• Task goal: Scan the entries that follow and copy out every line containing "caption".

(Records from a data collection)
BEGIN
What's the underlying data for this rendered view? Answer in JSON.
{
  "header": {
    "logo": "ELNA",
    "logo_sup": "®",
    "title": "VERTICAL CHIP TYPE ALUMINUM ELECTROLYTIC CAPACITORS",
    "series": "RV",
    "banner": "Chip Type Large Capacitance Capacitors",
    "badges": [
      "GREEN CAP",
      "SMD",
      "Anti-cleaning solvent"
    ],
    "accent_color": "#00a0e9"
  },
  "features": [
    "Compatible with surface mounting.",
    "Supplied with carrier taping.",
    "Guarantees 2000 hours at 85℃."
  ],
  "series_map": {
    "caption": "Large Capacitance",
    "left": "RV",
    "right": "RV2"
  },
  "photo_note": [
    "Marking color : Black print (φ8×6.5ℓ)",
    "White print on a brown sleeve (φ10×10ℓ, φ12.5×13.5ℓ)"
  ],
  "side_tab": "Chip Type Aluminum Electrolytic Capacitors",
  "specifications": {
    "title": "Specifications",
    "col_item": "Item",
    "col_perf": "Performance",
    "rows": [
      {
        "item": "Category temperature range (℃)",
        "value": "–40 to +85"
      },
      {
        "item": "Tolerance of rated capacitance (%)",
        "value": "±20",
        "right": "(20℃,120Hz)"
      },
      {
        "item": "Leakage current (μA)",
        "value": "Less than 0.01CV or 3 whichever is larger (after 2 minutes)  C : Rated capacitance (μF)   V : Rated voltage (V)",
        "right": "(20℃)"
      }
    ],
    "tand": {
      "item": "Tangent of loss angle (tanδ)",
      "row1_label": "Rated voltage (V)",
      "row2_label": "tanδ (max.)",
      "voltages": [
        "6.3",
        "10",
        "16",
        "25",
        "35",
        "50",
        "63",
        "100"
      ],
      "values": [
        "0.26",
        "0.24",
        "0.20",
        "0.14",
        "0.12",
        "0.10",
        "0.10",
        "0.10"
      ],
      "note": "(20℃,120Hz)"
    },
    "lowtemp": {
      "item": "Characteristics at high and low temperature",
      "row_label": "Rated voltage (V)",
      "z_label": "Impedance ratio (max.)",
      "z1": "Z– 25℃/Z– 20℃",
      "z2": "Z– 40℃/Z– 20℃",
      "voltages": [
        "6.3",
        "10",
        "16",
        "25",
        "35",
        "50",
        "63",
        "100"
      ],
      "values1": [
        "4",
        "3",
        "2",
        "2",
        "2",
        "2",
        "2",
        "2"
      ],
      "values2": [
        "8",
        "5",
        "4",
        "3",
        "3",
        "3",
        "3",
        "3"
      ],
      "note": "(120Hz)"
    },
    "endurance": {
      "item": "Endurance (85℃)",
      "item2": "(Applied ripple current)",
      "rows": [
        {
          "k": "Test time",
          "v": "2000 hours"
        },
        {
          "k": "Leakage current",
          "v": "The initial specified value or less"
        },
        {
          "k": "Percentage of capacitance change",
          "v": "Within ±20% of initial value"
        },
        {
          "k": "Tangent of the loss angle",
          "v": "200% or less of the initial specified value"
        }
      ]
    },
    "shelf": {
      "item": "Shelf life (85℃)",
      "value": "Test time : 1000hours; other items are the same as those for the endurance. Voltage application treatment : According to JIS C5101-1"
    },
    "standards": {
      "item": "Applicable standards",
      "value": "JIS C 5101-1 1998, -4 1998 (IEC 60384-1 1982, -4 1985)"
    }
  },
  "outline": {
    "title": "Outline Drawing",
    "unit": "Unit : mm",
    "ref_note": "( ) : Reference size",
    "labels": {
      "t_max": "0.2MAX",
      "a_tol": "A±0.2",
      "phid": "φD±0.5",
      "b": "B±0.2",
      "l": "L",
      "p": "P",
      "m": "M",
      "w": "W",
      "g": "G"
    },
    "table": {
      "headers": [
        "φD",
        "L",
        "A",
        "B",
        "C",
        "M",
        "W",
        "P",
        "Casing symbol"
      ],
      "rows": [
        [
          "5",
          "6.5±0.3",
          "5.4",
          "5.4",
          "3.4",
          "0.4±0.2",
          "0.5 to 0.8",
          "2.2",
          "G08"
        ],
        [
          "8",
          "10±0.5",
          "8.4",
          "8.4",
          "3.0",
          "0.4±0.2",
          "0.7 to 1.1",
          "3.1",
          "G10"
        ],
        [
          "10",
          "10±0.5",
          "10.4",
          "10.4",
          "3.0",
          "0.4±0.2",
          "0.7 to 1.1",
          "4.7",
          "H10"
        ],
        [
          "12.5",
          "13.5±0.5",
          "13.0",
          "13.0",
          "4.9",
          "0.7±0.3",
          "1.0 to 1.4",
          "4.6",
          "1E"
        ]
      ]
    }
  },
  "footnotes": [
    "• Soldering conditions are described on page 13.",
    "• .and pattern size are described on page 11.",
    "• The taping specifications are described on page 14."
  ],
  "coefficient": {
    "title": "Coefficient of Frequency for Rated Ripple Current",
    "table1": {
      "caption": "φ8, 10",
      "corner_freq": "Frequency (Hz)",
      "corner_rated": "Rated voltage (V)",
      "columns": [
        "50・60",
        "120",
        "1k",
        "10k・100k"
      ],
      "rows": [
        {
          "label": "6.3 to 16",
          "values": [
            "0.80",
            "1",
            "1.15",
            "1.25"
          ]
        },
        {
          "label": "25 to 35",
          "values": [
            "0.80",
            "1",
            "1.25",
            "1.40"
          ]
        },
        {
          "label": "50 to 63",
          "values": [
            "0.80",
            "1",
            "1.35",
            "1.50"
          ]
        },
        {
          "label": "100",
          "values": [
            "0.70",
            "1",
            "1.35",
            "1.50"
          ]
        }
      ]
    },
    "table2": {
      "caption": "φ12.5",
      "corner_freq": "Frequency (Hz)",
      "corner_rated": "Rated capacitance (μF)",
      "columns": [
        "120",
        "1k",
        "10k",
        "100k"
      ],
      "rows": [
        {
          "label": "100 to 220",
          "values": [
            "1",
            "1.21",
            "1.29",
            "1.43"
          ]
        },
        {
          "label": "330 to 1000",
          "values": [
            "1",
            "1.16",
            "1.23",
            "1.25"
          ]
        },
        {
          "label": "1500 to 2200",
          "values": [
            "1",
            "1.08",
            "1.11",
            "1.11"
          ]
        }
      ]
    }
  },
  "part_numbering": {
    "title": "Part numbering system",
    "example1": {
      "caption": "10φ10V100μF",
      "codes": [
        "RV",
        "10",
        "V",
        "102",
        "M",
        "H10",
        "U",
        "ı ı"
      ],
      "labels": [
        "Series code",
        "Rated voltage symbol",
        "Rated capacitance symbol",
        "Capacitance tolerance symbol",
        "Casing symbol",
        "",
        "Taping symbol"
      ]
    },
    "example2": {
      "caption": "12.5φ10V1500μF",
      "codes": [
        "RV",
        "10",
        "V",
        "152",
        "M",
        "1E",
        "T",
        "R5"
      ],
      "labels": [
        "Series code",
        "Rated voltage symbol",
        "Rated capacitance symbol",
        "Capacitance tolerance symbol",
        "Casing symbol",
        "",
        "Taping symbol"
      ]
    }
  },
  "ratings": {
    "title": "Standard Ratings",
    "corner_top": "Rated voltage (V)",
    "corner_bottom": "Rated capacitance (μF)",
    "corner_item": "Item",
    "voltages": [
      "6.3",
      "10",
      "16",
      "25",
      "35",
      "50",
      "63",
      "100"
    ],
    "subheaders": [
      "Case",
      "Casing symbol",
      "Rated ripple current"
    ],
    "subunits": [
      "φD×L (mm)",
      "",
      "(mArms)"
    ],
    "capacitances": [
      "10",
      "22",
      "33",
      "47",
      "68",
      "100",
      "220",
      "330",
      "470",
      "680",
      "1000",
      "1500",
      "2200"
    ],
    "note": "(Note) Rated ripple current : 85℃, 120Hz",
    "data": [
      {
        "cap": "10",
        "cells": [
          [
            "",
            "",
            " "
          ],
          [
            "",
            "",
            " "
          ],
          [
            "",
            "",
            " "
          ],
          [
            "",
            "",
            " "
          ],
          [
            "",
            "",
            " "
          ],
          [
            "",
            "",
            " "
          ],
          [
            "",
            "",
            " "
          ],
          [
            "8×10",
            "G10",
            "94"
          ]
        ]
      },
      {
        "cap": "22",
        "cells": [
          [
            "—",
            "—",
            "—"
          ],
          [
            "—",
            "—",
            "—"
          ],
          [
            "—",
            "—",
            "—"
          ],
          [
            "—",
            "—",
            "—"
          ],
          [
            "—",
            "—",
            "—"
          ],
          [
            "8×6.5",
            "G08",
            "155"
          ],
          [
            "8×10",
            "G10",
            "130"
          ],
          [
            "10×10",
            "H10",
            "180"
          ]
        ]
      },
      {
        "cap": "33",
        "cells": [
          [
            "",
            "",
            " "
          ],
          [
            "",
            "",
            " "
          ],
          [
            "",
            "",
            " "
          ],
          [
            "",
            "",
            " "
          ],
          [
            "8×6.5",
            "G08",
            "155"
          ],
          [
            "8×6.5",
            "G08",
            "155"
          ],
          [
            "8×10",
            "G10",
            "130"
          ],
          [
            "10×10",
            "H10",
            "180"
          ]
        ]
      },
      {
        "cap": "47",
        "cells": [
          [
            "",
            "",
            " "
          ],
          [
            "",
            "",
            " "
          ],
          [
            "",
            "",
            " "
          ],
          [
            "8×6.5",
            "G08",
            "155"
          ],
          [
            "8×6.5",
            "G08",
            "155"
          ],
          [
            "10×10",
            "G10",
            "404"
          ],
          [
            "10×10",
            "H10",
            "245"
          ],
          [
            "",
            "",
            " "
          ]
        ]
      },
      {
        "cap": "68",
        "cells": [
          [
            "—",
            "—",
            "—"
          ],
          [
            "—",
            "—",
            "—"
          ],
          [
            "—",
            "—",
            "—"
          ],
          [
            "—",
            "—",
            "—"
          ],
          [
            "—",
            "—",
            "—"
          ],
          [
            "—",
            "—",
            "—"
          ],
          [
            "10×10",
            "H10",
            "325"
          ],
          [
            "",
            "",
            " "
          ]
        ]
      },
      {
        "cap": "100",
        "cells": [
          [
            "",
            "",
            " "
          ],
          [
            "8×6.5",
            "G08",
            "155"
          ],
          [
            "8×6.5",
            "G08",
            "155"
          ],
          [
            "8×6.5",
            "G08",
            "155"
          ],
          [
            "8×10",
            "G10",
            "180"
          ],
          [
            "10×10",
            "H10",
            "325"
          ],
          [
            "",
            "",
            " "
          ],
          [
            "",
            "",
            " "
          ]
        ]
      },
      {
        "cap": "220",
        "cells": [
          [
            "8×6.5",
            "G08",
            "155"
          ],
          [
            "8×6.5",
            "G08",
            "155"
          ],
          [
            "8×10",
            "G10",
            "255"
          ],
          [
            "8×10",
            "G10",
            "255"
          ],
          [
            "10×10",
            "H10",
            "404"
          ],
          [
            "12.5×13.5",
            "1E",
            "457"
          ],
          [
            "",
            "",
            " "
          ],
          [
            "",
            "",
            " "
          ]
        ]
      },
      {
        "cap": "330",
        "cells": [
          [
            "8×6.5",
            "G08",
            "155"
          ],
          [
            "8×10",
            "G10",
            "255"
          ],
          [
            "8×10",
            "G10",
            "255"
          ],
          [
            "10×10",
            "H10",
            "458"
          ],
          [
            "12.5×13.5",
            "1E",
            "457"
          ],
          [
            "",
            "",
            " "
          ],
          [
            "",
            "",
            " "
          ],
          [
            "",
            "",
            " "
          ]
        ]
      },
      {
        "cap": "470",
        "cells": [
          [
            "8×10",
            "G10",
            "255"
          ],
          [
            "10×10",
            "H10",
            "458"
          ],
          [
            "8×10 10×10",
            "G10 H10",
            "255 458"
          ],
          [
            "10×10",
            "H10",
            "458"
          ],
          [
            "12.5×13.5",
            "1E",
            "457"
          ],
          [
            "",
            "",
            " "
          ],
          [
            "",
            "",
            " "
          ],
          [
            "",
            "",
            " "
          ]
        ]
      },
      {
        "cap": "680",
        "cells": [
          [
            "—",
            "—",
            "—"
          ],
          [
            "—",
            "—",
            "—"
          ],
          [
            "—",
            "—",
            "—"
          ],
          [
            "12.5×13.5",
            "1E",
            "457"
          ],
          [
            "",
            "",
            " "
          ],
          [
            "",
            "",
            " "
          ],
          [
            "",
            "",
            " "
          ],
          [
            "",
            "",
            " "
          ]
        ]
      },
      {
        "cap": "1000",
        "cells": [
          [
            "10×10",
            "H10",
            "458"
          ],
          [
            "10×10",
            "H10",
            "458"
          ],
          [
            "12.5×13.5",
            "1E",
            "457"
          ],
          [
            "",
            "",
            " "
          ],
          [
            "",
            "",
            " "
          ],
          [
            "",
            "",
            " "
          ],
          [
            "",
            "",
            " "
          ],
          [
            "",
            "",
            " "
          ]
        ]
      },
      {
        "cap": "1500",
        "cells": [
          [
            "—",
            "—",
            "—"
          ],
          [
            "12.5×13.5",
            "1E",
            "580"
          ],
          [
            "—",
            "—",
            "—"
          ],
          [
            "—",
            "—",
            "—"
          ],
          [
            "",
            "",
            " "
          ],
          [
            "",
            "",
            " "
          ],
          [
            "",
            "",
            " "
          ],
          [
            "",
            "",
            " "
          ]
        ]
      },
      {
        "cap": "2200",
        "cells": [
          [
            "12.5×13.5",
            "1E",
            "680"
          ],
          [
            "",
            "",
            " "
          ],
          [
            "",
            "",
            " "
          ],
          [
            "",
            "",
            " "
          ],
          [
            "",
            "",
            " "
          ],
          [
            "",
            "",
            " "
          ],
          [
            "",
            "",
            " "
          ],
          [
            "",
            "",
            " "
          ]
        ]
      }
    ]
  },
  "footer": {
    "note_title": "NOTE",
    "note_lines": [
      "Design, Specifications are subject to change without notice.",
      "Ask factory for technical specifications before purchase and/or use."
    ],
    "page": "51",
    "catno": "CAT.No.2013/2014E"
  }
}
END
• Answer area:
    "caption": "Large Capacitance",
      "caption": "φ8, 10",
      "caption": "φ12.5",
      "caption": "10φ10V100μF",
      "caption": "12.5φ10V1500μF",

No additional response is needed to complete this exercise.